As a publicly-traded company, we talk to financial analysts almost daily. I think I can safely say that their primary focus is on the future of packaging, and which form is going to be a winner. We don’t happen to believe there is only going to be one solution, but that’s just us. Food waste is probably not on their radar, and I get that. But it needs to be on someone’s radar when people are starving around the world for no good reason. And food waste, by most accounts, is a greater contributor to greenhouse gases and climate change than packaging, which is really the ultimate issue here when it’s all said and done. Packaging, in whatever form it may take, is a major part of the solution to food waste. We just don’t believe you can disconnect the food waste discussion from the sustainability discussion.

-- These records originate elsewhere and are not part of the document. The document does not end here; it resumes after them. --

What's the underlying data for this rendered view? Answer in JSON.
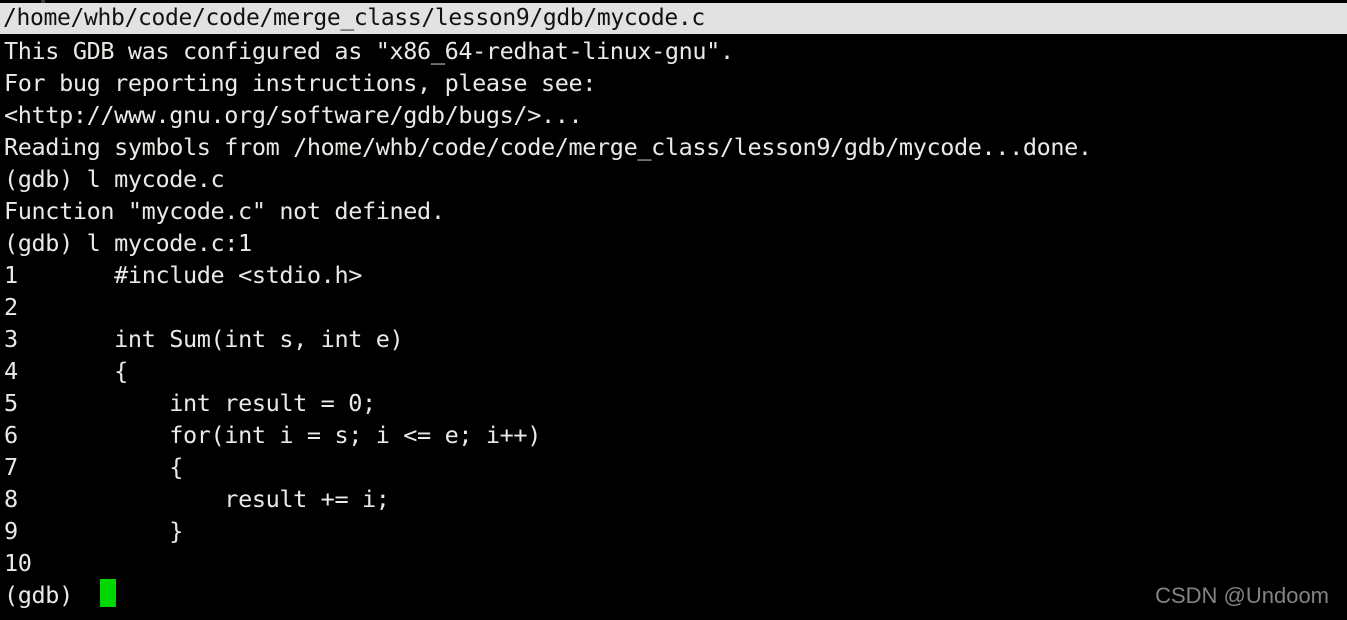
{
  "window": {
    "title": "/home/whb/code/code/merge_class/lesson9/gdb/mycode.c",
    "titlebar_bg": "#e2e2e2",
    "titlebar_fg": "#111111"
  },
  "terminal": {
    "bg": "#000000",
    "fg": "#e9e9e6",
    "cursor_color": "#00d700",
    "lines": [
      "This GDB was configured as \"x86_64-redhat-linux-gnu\".",
      "For bug reporting instructions, please see:",
      "<http://www.gnu.org/software/gdb/bugs/>...",
      "Reading symbols from /home/whb/code/code/merge_class/lesson9/gdb/mycode...done.",
      "(gdb) l mycode.c",
      "Function \"mycode.c\" not defined.",
      "(gdb) l mycode.c:1"
    ],
    "listing": [
      {
        "number": "1",
        "code": "        #include <stdio.h>"
      },
      {
        "number": "2",
        "code": ""
      },
      {
        "number": "3",
        "code": "        int Sum(int s, int e)"
      },
      {
        "number": "4",
        "code": "        {"
      },
      {
        "number": "5",
        "code": "            int result = 0;"
      },
      {
        "number": "6",
        "code": "            for(int i = s; i <= e; i++)"
      },
      {
        "number": "7",
        "code": "            {"
      },
      {
        "number": "8",
        "code": "                result += i;"
      },
      {
        "number": "9",
        "code": "            }"
      },
      {
        "number": "10",
        "code": ""
      }
    ],
    "prompt": "(gdb) "
  },
  "watermark": {
    "text": "CSDN @Undoom",
    "color": "#9b9b9b"
  }
}
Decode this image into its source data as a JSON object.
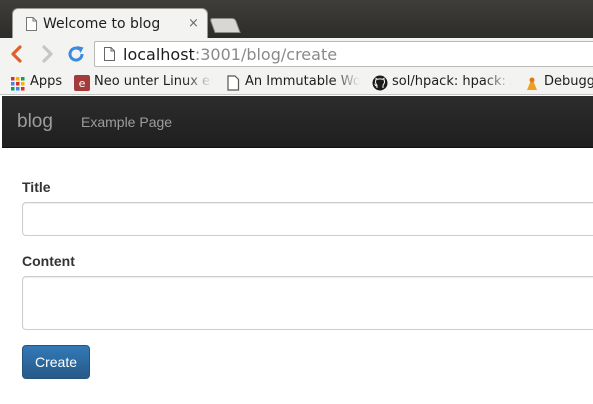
{
  "browser": {
    "tab": {
      "title": "Welcome to blog",
      "close_glyph": "×"
    },
    "address": {
      "host": "localhost",
      "path": ":3001/blog/create"
    },
    "bookmarks": [
      {
        "label": "Apps",
        "icon": "apps-grid-icon"
      },
      {
        "label": "Neo unter Linux einrichten",
        "icon": "bookmark-favicon"
      },
      {
        "label": "An Immutable World",
        "icon": "page-icon"
      },
      {
        "label": "sol/hpack: hpack: An alternative format",
        "icon": "github-icon"
      },
      {
        "label": "Debugging",
        "icon": "bookmark-favicon"
      }
    ]
  },
  "navbar": {
    "brand": "blog",
    "links": [
      "Example Page"
    ]
  },
  "form": {
    "title_label": "Title",
    "title_value": "",
    "content_label": "Content",
    "content_value": "",
    "submit_label": "Create"
  },
  "colors": {
    "navbar_bg": "#222222",
    "navbar_text": "#9d9d9d",
    "primary_button": "#337ab7",
    "reload_icon": "#3b8be0",
    "back_icon": "#e0602c"
  }
}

We have the technology and the infrastructure so that no family or child should go hungry. Americans throw away billions of pounds of food each year, worth billions of dollars and enough to feed millions of people. In fact, if we were able to recover all our wasted food, we could provide a 2,000-calorie diet to 84% of the population, according a recent report on food waste by Johns Hopkins University.

And food waste affects more than you might think. Getting food to our tables eats up 10% of the total U.S. energy budget, uses 50% of U.S. land, and swallows 80% of freshwater consumed in the United States. What if we could find ways to extend the freshness and distribution life of fruits and vegetables by two to three days, or even more? Extending shelf life is a top priority for customers and retailers. Just for fresh produce, there is $15.6 billion in spoilage at retail—improving shelf life by one day is worth approximately $1.8 billion.

Forty million people live in a food insecure household in the United States alone: that’s one 1 in 8. We can do better. We must do better.

What if we could find ways to reimagine the entire fresh food lifecycle from planting to consumption, all while dramatically reducing the carbon footprint of the entire supply chain?

At Sonoco, we have created a partnership with Clemson University called Sonoco FRESH. Our mission is to deliver breakthroughs to help the entire packaging industry and ultimately to have a major impact on the reduction of food waste, while increasing access to fresh, nutritional foods for millions of people. We believe this partnership has the potential to deliver breakthroughs by discovering new technologies and new forms of packaging that can optimize the fresh food lifecycle. For us, that means taking a holistic look at the entire lifecycle, and working to identify opportunities to reimagine processes, science and technologies associated with harvesting, packaging, the supply chain and consumer perception.

Everyone who cares about this issue is trying to figure it out in their own ways. How do we solve the problem before us? How do we address one of the biggest issues of a generation, an issue that has an impact on the future of our planet and on generations to come?

This is a very personal thing for me. I have been blessed to have eight grandchildren. I want them to have a great life and to live in a clean, vibrant, inspiring world. And I believe when you bring curious, intelligent, passionate people together, we can figure this out. Mother Theresa, someone who knew a little bit about purpose and change said, “I alone cannot change the world, but i can cast a stone based on my own actions to create ripples of change.” I believe that is our challenge. We have the collective ability and responsibility to create positive ripples of change that can reverberate throughout our organizations and indeed, the world. To whom much is given, much is expected.


  • sustainability
  • Food Waste
  • Recycling